◆ Task item: Whenever a line below holds the word "JSON", copy that line.

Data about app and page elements
------------------------------

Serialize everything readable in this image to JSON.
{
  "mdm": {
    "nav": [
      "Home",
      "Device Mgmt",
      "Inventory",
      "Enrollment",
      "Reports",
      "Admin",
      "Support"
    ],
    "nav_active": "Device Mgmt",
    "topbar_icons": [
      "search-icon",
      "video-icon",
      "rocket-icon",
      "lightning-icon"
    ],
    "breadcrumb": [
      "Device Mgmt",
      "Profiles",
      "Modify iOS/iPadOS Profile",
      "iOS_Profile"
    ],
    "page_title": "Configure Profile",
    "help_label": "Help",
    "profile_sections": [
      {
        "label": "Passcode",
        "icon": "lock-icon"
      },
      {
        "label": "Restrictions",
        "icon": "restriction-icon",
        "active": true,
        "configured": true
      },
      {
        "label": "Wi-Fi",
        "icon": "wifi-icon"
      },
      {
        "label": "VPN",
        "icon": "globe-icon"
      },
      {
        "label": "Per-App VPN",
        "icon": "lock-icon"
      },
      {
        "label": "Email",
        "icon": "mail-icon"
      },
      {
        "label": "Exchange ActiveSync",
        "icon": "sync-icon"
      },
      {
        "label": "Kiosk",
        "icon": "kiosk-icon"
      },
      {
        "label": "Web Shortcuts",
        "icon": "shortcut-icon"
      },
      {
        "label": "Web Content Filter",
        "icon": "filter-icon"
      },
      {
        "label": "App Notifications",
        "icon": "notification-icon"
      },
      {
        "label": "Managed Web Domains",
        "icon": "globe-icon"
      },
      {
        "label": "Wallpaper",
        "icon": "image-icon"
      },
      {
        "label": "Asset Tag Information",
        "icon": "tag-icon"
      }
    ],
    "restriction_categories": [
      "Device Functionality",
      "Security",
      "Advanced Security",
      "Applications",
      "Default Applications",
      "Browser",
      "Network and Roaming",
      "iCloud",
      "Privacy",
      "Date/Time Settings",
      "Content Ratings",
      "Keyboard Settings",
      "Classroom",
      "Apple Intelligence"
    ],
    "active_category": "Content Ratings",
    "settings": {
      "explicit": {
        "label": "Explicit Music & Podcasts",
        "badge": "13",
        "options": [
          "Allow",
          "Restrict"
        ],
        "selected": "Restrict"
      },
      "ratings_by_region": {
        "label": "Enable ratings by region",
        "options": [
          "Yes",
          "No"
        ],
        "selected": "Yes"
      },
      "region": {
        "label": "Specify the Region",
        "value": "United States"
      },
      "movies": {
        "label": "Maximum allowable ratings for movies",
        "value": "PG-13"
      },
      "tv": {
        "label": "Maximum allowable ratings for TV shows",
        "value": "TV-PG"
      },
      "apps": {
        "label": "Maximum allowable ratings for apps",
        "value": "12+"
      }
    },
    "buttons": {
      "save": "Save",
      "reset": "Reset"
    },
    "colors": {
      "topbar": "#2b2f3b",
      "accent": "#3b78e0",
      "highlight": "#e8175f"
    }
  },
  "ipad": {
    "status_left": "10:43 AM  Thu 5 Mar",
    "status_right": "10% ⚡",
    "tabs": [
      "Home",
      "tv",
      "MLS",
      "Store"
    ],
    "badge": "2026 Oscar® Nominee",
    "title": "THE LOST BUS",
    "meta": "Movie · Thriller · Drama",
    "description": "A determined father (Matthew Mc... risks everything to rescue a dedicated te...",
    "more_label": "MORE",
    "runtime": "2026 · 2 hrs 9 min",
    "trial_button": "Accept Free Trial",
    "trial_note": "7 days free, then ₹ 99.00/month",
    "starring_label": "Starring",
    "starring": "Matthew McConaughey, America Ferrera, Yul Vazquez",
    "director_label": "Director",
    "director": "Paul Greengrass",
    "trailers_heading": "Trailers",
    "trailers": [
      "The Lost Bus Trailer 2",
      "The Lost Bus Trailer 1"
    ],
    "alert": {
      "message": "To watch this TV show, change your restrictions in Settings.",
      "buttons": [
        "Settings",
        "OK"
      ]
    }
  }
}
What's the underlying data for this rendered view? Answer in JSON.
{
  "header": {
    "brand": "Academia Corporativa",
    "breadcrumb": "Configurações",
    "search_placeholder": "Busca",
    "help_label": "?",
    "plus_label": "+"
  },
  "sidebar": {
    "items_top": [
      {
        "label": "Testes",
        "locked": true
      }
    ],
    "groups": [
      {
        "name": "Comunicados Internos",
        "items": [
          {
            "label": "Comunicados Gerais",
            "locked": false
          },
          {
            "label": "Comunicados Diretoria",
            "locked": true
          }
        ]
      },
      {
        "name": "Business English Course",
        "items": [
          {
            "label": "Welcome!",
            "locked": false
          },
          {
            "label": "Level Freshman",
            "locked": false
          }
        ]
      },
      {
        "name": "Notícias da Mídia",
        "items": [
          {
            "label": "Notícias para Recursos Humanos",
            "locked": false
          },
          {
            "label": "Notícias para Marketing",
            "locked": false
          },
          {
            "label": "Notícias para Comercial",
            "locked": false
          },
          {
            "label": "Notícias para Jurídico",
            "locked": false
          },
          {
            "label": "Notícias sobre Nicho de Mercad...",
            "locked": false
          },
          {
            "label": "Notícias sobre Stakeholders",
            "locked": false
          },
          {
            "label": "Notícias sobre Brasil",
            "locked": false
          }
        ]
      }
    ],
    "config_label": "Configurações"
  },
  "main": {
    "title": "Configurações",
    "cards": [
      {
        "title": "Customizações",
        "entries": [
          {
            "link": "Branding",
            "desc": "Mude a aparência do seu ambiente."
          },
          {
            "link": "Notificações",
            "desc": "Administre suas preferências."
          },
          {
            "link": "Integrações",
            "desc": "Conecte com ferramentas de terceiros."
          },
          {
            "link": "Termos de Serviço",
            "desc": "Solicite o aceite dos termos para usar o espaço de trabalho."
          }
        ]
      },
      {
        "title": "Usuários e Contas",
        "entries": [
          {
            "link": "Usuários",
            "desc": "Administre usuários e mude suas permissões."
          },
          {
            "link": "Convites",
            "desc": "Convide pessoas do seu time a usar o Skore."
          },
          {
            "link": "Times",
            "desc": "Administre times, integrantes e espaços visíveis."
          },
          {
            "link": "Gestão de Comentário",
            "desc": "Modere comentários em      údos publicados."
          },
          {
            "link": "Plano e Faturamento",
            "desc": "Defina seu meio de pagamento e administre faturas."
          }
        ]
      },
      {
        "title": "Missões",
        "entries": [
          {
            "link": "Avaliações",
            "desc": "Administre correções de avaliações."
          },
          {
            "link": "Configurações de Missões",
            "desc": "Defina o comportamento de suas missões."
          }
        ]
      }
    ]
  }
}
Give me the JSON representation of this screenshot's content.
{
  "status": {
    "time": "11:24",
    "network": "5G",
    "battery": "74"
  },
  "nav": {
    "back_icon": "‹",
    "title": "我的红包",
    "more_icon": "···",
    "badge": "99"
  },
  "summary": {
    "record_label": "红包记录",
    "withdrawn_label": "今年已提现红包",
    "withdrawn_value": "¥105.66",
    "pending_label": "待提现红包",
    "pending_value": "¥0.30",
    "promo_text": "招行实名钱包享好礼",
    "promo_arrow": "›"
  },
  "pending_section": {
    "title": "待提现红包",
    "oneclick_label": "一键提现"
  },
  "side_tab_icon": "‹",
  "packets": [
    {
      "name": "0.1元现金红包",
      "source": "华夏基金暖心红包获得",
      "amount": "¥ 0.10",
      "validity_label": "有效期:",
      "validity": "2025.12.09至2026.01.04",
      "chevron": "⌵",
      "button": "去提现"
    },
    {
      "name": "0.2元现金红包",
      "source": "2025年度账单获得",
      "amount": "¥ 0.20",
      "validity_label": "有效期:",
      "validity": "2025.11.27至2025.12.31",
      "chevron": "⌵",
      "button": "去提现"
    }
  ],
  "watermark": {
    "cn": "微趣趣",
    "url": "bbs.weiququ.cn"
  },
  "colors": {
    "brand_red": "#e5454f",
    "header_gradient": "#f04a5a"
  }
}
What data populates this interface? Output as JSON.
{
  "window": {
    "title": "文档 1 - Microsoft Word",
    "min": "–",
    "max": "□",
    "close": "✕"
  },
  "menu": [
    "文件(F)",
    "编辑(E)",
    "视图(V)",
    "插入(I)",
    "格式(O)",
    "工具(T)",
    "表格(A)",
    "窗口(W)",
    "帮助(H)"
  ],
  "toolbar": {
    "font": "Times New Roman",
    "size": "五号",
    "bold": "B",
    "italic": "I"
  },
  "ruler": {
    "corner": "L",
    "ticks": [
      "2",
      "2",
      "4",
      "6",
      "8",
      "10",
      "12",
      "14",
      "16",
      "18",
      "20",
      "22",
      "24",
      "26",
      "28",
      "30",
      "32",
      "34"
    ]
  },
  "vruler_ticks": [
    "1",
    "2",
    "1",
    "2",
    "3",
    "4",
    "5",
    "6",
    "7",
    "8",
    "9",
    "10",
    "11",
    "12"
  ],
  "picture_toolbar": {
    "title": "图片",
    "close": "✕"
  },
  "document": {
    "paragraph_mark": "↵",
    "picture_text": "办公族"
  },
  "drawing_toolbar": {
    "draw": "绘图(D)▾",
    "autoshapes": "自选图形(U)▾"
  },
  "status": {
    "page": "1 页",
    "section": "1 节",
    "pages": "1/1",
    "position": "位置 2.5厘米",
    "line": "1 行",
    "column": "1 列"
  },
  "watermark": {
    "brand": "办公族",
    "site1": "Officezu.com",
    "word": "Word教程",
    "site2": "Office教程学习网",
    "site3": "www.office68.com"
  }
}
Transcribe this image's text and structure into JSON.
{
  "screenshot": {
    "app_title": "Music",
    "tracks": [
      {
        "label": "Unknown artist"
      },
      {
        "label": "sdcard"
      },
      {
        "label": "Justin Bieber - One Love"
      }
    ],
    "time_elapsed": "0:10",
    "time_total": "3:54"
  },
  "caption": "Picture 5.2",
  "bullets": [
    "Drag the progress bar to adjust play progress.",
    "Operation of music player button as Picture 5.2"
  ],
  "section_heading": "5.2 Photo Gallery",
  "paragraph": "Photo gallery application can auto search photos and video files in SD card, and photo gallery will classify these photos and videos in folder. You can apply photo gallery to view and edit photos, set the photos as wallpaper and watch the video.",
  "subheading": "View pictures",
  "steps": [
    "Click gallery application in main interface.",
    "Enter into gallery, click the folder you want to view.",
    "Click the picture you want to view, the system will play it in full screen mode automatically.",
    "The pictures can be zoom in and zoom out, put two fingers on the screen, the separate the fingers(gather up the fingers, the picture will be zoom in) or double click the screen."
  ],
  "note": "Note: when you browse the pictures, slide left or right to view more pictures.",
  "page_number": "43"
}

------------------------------

◆ Response to this exercise:
Serialize everything readable in this image to JSON.
What's the underlying data for this rendered view? Answer in JSON.
Give me the JSON representation of this screenshot's content.
What data populates this interface? Output as JSON.
Transcribe this image's text and structure into JSON.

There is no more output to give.